Feeling cooped up and deprived of your favorite routines? If so, you have much in common with Ravens coach John Harbaugh.
On a conference call with season-ticket holders Thursday, Harbaugh said he's going stir crazy, just like so many other people trapped at home by the coronavirus pandemic.
Harbaugh said the Ravens have done their best to "turn over every stone and look hard at every possibility" during the pandemic. But as the team goes through virtual offseason workouts, he's eager for a return to normalcy. "It's not quite the same, for sure, as being back with the guys and back in the building," he said.
Commissioner Roger Goodell said on a conference call Thursday that he hopes to clear coaches to return to team facilities next week. That would be a welcome hint of things to come for Harbaugh.
"I just want to get back on the grass," he said.
Despite the lack of live workouts, Harbaugh offered numerous glimpses of his thinking about the team's 2020 roster.
He said first-round pick Patrick Queen will likely operate at the heart of the defense, picking up a legacy forged by Pro Bowl middle linebackers Ray Lewis and C.J. Mosley. "We'll play him probably at MIKE, for the most part, right there in the middle," Harbaugh said. "We'll let him use his speed and his instinct to run around and make plays in all three phases, to be a three-down guy both in our base package and our sub package."
He said third-round pick Malik Harrison will probably play on the weak side in the team's base defense but could also take repetitions at middle linebacker.
"We'll flip those guys around," Harbaugh said. "Really to say they're a specific position is probably not all that accurate. ... We'll just see how much playing time they earn.
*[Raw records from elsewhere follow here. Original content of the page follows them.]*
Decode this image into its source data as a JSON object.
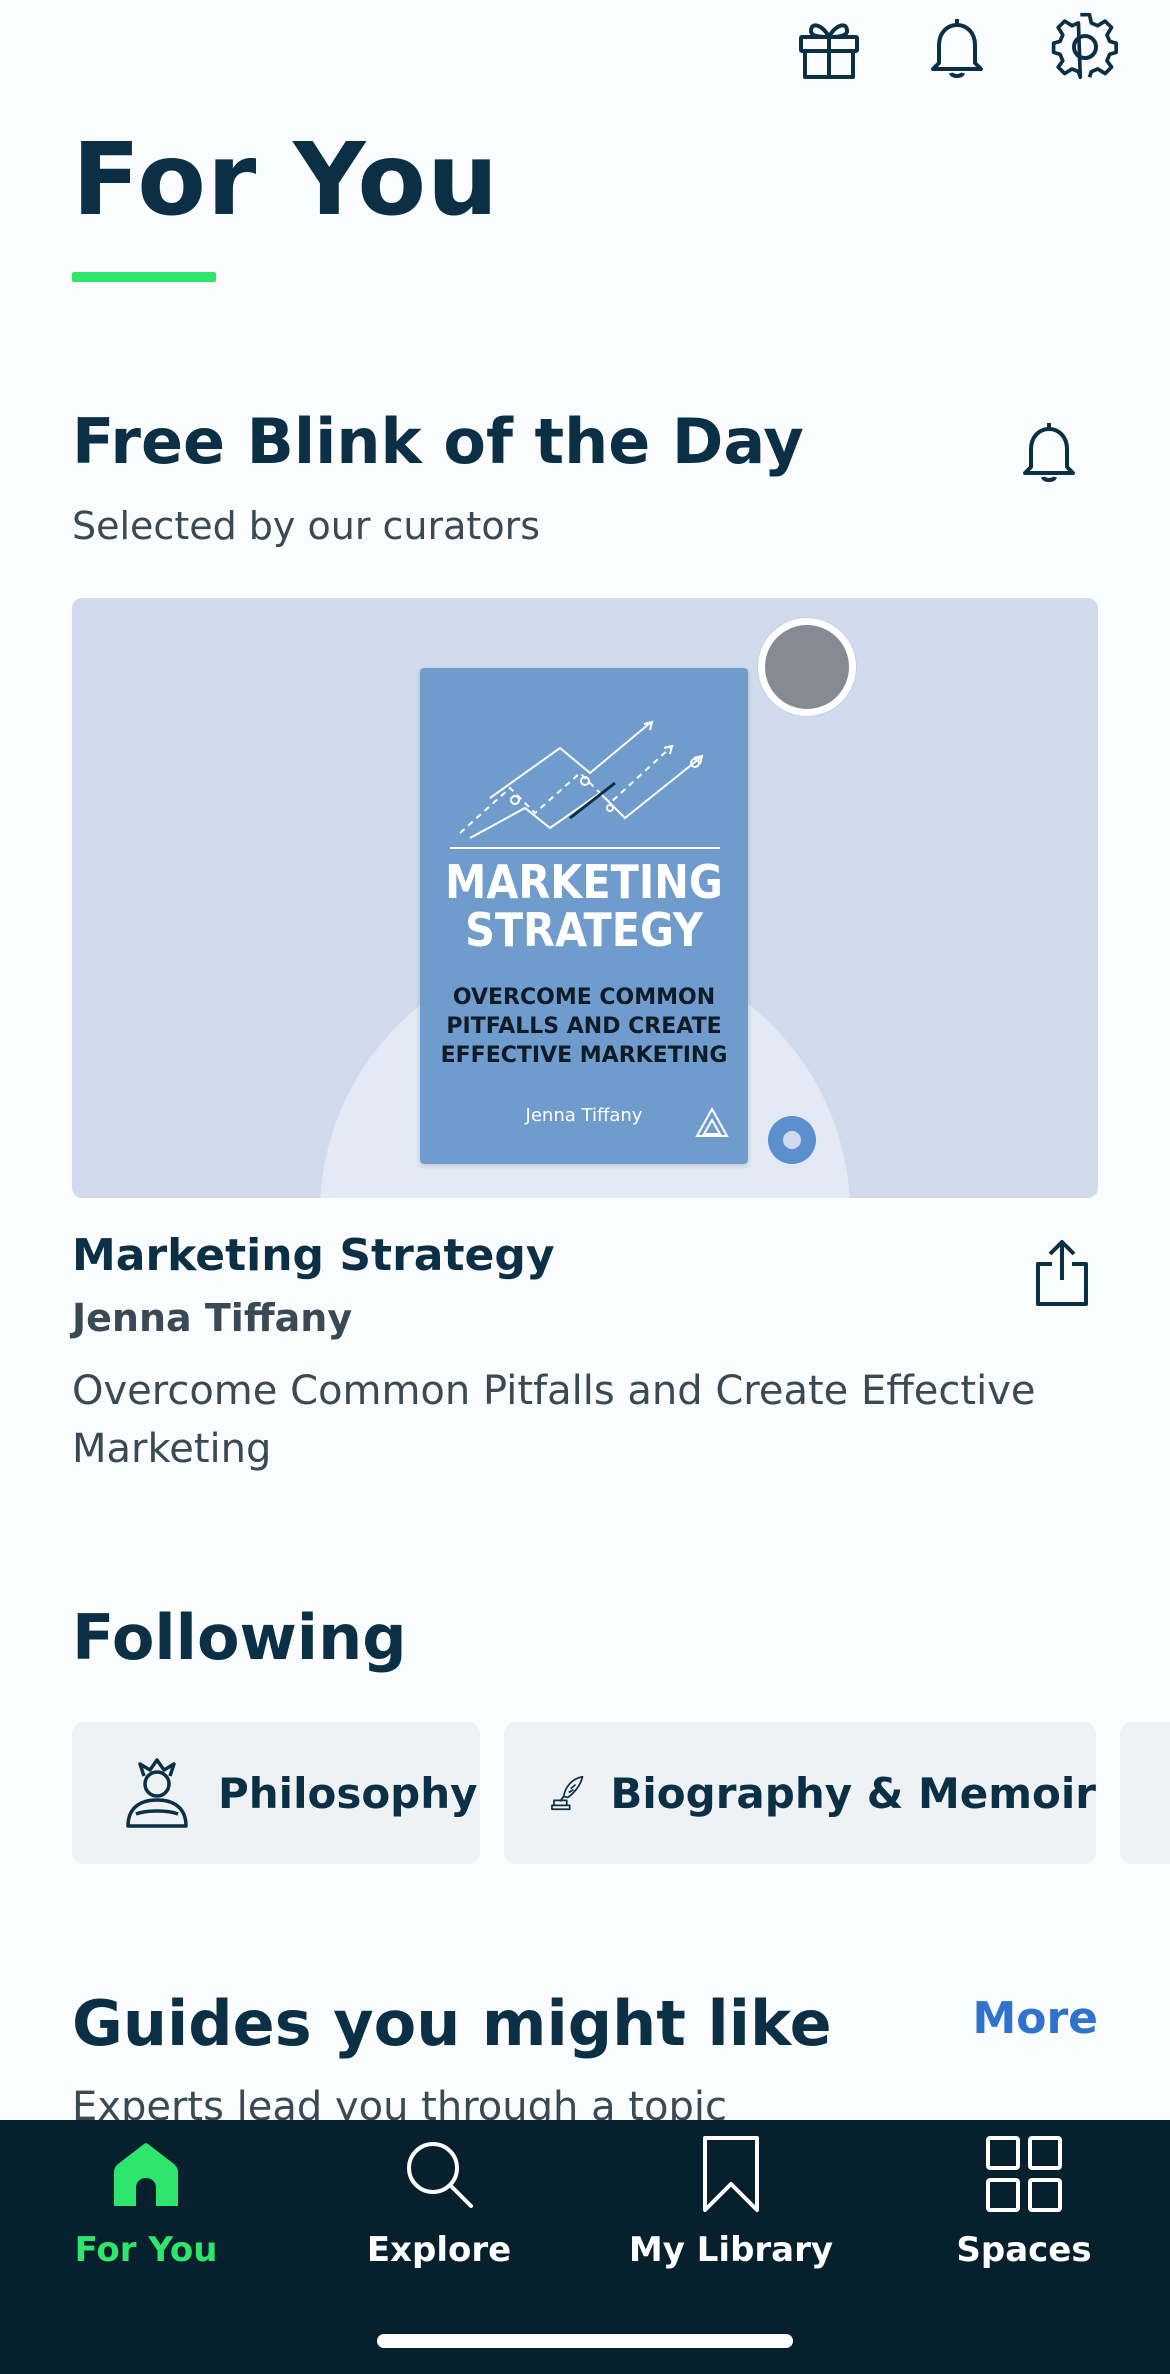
{
  "header": {
    "title": "For You",
    "icons": [
      "gift-icon",
      "bell-icon",
      "gear-icon"
    ]
  },
  "blink_of_day": {
    "title": "Free Blink of the Day",
    "subtitle": "Selected by our curators",
    "cover": {
      "title": "MARKETING STRATEGY",
      "subtitle": "OVERCOME COMMON PITFALLS AND CREATE EFFECTIVE MARKETING",
      "author": "Jenna Tiffany"
    },
    "book": {
      "title": "Marketing Strategy",
      "author": "Jenna Tiffany",
      "description": "Overcome Common Pitfalls and Create Effective Marketing"
    }
  },
  "following": {
    "title": "Following",
    "chips": [
      {
        "label": "Philosophy",
        "icon": "philosophy-icon"
      },
      {
        "label": "Biography & Memoir",
        "icon": "quill-icon"
      }
    ]
  },
  "guides": {
    "title": "Guides you might like",
    "more_label": "More",
    "subtitle": "Experts lead you through a topic"
  },
  "tabbar": {
    "tabs": [
      {
        "label": "For You",
        "icon": "home-icon",
        "active": true
      },
      {
        "label": "Explore",
        "icon": "search-icon",
        "active": false
      },
      {
        "label": "My Library",
        "icon": "bookmark-icon",
        "active": false
      },
      {
        "label": "Spaces",
        "icon": "grid-icon",
        "active": false
      }
    ]
  },
  "colors": {
    "accent_green": "#2ee66b",
    "navy": "#0b2f44",
    "link_blue": "#2f73cf",
    "tabbar_bg": "#06202e"
  }
}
We expect them to earn a lot of playing time. We're really fired up about those two guys.""
Harbaugh expects greater production from the team's defensive front, which was bolstered by offseason acquisitions Calais Campbell and Derek Wolfe and by draft picks Justin Madubuike and Broderick Washington Jr. He said the Ravens looked for linemen to cut off outside runs, which hurt them last year and will be used heavily by AFC North opponents.